Zero fault dictation, dictation of the day, commented dictation… The formulas vary, the principle remains the same: to encourage students to ask themselves the right questions in order to solve a problem related to spelling. Dictation then becomes a way of learning, rather than an assessment tool.
“You cannot write in French without thinking. To master a language, you have to understand it,” says Carole Fisher, professor at the University of Quebec at Chicoutimi, who has carried out several studies demonstrating the effectiveness of these practices.
When the Journal appeared in December, the students had to identify the verbs, pronouns or prepositions in the following sentence: “In the cottages in Quebec, during the holiday season, up to twenty inhabitants can gather if they are vaccinated”. The goal: to understand how the sentence is constructed, which will help students write it correctly.
“The key is to do it every day. After a few months, my students, even the weakest, are able to analyze any sentence,” says the teacher.
Every two weeks, Ms. Tardif’s students are also entitled to a commented dictation. The teacher does not just dictate words to her students, she shows them what questions they need to ask themselves in order to correct themselves, without however giving them the answer.
“Is that word a verb? If so, what do I pair it with? This pronoun replaces who in the sentence? I will explain to them everything that is going on in my brain, how I would have corrected this dictation, ”explains Ms. Tardif.
“It’s the most profitable thing I do in terms of correction. I show students how to make them think, so that they ask themselves the same questions when they revise their own texts,” she adds.

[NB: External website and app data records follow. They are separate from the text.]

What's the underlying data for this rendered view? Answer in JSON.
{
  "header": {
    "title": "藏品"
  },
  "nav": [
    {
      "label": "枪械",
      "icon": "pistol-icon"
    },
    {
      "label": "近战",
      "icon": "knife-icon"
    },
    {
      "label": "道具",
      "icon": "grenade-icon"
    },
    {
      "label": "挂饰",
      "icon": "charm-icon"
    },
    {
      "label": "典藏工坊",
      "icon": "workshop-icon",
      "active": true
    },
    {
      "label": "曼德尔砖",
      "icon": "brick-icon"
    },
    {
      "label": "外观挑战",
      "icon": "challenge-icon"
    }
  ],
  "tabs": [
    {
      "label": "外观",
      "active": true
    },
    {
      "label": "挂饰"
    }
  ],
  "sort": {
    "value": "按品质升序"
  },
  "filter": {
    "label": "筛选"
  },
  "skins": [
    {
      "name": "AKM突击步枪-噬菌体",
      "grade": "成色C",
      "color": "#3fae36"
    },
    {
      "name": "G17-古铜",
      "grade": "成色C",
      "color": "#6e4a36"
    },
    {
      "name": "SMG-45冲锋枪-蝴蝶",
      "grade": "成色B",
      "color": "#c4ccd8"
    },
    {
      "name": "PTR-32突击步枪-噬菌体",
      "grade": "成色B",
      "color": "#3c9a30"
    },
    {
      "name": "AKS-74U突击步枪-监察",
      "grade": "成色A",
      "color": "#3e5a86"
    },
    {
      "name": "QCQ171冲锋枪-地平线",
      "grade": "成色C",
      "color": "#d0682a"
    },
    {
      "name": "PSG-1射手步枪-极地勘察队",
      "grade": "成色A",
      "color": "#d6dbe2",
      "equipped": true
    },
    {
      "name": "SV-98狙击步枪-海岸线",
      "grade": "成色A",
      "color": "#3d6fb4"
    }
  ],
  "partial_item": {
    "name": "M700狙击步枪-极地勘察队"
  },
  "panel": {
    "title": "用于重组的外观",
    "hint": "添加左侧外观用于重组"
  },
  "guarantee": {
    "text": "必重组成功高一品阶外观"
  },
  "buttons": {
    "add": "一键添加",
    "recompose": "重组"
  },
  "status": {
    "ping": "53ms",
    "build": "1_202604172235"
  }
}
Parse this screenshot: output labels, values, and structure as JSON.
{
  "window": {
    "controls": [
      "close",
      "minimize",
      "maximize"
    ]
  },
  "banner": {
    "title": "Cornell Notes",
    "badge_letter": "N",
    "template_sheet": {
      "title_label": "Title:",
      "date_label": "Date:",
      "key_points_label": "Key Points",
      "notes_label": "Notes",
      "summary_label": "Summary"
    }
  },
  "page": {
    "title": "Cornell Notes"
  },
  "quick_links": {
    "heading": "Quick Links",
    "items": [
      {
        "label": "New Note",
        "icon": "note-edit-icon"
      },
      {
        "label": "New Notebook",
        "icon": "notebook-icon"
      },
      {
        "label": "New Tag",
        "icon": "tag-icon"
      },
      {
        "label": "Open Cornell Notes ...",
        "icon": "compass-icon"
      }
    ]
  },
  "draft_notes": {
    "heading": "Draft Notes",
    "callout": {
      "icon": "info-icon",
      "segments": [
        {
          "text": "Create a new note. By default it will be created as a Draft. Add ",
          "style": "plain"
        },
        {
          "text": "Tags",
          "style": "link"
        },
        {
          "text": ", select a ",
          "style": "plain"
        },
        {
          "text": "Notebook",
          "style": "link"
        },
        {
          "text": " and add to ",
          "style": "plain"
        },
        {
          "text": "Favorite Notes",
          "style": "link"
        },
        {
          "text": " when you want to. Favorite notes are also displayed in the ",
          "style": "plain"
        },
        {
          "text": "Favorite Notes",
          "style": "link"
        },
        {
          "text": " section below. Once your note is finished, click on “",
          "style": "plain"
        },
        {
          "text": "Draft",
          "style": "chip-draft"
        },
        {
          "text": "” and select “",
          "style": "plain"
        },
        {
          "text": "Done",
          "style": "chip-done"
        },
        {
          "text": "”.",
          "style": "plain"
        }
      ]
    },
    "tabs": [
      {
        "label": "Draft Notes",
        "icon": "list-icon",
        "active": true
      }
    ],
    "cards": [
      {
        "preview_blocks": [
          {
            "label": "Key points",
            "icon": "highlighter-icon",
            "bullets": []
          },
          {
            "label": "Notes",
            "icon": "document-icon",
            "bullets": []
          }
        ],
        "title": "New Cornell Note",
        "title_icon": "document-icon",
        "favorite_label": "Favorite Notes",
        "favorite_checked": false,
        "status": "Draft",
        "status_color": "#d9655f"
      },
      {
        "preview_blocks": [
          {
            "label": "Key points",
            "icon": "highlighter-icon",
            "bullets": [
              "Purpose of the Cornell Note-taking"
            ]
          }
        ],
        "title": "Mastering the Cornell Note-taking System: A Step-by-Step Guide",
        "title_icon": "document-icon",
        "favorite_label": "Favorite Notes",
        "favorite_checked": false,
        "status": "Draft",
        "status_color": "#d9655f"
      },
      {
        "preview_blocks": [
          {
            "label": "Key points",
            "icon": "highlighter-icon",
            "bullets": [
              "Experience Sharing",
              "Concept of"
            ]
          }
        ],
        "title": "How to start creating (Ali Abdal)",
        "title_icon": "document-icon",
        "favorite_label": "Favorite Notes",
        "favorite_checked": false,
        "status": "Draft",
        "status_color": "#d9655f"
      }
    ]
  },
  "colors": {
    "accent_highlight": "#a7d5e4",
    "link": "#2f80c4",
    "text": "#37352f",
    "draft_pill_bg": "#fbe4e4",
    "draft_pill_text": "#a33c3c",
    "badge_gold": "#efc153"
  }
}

For her part, Mrs. Fisher insists on the importance of relying on these practices from the third year of elementary school until secondary school, while insisting on the “critical period” which is at the end of elementary school. “We must not miss this appointment,” she says.